--- Problem statement ---
Give the number of lines below with "title" in them, leaving out anything else.

--- Task input ---
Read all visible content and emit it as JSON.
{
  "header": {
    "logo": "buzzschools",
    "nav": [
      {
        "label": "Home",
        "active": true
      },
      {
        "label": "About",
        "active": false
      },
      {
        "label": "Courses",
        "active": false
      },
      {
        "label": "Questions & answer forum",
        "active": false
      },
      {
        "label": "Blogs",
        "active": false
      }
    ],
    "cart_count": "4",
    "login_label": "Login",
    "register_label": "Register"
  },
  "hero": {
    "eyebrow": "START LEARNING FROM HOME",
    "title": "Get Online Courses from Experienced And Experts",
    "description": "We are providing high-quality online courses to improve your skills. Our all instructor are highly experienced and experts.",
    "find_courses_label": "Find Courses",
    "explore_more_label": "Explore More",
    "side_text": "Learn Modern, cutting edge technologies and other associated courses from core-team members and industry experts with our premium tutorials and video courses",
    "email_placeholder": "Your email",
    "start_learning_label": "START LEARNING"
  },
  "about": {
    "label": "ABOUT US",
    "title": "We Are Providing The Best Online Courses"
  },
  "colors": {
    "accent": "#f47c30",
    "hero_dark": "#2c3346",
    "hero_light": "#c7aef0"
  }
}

--- Exercise response ---
2